Search the data for the word "товаров". Reproduce every line where it is found.

"""

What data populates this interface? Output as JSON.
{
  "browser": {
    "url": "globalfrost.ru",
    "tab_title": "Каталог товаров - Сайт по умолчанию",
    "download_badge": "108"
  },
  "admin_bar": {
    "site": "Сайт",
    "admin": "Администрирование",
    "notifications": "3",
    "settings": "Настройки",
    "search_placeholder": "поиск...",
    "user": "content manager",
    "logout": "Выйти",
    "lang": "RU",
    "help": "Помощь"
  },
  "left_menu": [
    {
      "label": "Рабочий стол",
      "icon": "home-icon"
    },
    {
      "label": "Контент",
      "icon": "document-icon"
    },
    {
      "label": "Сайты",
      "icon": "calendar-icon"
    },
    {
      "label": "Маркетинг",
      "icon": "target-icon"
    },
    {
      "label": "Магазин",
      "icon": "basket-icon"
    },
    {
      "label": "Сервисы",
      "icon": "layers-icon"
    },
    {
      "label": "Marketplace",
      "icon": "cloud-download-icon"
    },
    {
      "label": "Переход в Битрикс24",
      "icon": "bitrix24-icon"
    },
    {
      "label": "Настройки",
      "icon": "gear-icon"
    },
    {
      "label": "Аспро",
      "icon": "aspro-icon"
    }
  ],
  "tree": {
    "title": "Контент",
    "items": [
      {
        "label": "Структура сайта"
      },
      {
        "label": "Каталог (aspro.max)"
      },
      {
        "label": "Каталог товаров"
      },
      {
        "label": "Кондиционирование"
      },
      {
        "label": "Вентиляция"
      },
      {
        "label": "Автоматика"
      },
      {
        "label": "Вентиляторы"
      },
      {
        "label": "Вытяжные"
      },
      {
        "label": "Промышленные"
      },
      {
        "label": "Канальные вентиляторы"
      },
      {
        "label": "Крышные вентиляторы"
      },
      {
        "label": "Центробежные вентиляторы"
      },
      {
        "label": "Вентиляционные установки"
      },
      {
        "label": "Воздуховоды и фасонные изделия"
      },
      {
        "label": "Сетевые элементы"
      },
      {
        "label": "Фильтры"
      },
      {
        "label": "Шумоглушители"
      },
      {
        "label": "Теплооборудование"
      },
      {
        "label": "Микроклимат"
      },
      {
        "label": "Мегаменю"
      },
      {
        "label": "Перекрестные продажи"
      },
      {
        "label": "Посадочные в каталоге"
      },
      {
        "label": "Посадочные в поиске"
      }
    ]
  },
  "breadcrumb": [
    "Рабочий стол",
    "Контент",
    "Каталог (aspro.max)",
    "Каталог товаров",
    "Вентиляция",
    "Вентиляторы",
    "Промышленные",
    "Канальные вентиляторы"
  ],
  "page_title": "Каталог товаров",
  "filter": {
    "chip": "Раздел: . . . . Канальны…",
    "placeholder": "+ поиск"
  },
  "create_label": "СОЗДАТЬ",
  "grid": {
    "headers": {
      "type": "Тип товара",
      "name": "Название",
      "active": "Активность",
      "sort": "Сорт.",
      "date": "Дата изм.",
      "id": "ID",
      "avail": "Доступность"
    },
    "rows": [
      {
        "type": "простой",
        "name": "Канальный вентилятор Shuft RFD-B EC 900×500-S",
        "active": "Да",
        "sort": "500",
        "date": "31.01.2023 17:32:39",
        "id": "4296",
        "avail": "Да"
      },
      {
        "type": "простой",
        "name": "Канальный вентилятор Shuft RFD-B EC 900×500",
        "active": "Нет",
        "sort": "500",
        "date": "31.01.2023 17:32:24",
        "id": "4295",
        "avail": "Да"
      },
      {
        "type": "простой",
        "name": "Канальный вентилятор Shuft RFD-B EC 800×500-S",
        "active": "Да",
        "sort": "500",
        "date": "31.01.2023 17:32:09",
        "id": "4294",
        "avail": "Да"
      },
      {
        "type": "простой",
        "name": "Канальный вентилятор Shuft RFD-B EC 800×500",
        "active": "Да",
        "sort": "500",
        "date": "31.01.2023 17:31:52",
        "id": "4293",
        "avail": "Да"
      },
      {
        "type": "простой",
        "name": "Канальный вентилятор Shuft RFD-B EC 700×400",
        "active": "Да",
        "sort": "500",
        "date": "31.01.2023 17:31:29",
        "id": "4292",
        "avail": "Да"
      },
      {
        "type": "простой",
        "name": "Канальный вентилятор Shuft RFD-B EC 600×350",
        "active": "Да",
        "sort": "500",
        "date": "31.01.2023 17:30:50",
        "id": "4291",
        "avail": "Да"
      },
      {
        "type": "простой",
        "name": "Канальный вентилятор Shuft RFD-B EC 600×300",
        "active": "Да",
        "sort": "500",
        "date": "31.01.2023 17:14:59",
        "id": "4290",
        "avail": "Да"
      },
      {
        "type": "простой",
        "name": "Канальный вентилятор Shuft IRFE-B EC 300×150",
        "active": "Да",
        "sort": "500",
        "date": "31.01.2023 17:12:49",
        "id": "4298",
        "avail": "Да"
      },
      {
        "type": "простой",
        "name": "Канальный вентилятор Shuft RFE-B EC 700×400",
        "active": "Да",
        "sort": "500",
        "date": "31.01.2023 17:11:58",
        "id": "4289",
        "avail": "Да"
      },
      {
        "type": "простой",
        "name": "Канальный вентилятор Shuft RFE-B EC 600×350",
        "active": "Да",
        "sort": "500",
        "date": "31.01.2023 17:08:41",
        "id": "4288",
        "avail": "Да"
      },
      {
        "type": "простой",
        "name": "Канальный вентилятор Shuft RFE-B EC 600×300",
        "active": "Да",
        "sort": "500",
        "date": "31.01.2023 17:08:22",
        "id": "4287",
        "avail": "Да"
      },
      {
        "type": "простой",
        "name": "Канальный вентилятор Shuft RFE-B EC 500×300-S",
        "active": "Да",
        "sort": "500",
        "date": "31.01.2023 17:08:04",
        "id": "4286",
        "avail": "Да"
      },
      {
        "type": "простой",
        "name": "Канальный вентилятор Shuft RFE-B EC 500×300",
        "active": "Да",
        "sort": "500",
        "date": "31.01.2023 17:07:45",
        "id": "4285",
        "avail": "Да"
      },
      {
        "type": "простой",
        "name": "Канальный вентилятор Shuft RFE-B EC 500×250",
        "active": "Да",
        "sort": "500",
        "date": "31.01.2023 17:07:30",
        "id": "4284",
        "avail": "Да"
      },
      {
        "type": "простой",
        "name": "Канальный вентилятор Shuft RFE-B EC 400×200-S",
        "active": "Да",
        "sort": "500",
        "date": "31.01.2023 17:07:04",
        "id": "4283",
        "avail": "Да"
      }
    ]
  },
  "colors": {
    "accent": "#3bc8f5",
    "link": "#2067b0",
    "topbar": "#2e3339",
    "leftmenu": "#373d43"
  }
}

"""

(Final answer)
    "tab_title": "Каталог товаров - Сайт по умолчанию",
        "label": "Каталог товаров"
    "Каталог товаров",
  "page_title": "Каталог товаров",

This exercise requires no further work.